The last three words may raise hackles amongst the Tricycle loyalists (It's OUR Tricycle not YOUR Kiln') with one Twitter commenter musing today, 'I wonder what the next artistic director will rename The Kiln.'

Asked about Indhu's futue plans The Kiln said there was nothing to add at this stage.





Nathan said...

I'm sad to see her go but grateful for the amazing work she has put on. I don't really care what the theatre is called - I care about the art is shows. And there have been so many exceptional pieces over the last ten years. Truly a jewel of Kilburn.

Anonymous said...

She has produced some truly excellent work and will do so in the future

Anonymous said...

We stopped going as not what it was, we might start going again now

Martin Fisher said...

The Tricycle campaign of course welcomes the decision of Indhu Rubasingham to vacate her position as Artistic Director. As an artistic talent, she could be described as a David Beckham but as a theatre manager, she is no Alex Ferguson.

Her talent as an artistic director was recognised early by her predecessor Nicholas Kent who, as Artistic Director from 1984-2012 established a huge international reputation for the Tricycle Theatre. Her appointment was greeted enthusiastically.

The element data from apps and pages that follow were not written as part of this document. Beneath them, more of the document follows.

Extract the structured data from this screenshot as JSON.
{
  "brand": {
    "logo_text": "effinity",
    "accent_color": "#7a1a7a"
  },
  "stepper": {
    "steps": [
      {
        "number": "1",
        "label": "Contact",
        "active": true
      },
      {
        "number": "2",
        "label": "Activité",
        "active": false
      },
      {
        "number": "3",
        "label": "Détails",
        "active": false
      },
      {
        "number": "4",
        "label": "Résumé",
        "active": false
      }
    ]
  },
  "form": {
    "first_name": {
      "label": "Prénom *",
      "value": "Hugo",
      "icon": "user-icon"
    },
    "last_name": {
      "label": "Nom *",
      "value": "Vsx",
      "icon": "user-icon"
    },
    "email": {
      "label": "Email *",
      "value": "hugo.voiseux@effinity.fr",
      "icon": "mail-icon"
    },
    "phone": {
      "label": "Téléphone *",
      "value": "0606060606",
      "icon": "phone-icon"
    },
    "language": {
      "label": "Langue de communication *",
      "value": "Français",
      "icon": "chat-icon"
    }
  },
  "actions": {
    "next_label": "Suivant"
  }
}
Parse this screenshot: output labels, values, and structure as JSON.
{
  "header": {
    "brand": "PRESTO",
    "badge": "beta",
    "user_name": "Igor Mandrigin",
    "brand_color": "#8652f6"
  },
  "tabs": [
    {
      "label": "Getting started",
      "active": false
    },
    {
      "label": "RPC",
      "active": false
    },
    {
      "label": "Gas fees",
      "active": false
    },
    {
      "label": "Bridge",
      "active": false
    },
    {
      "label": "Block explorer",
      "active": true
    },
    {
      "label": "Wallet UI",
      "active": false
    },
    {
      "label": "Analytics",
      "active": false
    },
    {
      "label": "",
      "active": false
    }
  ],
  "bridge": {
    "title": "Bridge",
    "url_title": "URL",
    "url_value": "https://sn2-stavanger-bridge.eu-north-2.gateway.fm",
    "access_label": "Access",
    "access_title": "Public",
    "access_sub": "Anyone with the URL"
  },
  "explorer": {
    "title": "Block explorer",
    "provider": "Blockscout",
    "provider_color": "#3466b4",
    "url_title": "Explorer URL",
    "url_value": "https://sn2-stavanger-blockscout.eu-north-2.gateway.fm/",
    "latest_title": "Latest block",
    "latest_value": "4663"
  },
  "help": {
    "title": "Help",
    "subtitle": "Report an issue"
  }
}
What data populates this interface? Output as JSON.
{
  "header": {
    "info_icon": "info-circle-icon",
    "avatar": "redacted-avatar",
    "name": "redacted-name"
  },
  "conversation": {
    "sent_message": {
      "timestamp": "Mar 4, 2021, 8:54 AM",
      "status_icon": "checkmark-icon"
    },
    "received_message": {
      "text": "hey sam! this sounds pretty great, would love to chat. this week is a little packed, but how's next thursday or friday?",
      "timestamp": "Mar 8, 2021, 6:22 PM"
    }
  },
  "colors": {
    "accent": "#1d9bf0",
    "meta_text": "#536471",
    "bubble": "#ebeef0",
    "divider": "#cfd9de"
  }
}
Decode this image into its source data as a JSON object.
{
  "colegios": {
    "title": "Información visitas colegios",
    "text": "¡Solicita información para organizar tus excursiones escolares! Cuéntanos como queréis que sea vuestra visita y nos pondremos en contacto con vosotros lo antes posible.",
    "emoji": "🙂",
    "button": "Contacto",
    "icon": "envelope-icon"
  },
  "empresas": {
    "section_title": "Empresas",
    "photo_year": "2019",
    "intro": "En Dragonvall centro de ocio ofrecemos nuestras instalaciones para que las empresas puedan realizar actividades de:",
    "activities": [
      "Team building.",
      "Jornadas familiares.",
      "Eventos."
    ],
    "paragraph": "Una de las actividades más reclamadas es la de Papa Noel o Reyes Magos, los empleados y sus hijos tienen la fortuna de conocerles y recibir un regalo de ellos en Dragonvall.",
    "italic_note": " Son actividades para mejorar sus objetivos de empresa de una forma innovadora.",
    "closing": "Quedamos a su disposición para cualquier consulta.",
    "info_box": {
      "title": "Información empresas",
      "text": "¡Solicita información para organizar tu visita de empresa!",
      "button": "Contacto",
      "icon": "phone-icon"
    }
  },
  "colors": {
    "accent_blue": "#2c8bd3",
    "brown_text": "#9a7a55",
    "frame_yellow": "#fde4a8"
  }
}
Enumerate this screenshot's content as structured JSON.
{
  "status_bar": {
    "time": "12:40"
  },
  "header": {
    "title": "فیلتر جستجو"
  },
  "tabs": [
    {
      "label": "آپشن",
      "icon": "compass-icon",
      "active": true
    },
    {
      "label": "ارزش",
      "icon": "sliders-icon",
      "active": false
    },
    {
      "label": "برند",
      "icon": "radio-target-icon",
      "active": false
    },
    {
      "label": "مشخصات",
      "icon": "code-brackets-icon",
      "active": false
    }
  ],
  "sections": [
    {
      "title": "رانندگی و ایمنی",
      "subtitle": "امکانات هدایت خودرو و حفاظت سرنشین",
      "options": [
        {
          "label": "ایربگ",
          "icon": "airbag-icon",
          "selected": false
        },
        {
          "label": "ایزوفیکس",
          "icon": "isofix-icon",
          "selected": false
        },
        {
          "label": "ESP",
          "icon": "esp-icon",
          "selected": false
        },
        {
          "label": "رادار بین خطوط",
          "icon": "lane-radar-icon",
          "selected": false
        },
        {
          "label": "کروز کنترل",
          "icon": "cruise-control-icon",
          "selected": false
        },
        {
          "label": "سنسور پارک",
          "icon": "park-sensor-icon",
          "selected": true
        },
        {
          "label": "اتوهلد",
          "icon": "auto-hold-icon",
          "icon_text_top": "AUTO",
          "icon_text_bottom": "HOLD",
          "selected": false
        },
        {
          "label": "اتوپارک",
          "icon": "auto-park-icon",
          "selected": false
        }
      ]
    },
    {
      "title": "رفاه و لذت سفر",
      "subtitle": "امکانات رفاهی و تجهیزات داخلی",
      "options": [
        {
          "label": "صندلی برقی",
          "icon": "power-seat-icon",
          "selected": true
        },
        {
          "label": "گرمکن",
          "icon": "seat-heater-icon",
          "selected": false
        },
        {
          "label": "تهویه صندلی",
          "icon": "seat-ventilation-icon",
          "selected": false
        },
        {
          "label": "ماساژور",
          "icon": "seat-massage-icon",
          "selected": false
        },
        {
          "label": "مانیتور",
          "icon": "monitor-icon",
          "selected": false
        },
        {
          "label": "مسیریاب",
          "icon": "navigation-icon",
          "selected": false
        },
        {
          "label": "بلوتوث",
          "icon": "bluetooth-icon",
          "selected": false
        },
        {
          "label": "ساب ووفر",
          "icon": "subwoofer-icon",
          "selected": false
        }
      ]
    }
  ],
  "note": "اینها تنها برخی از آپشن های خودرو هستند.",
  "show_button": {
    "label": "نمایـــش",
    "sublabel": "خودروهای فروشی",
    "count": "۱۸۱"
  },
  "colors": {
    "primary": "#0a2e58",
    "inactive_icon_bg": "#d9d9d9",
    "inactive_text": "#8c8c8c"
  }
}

The festivities were short-lived and her reputation as a theatre manager was damaged by two badly-judged episodes:
- in 2014, her missteps concerning the UK Jewish Film Festival;
- In 2018, her scrapping of the Tricycle Theatre’s name, and the sleight of hand with which it was done.

Both calamities brought protesters onto the streets and squandered the Tricycle brand. Let’s not forget how Private Eye was provoked to write (1st June 2018):

“She cooked up this banquet of bollocks”.

Sadly, her departure leaves a bad taste in the mouth, and although it is unlikely the name of the Tricycle will be returned, it would be a joyous day if she were to take the guttural name of Kiln Theatre with her.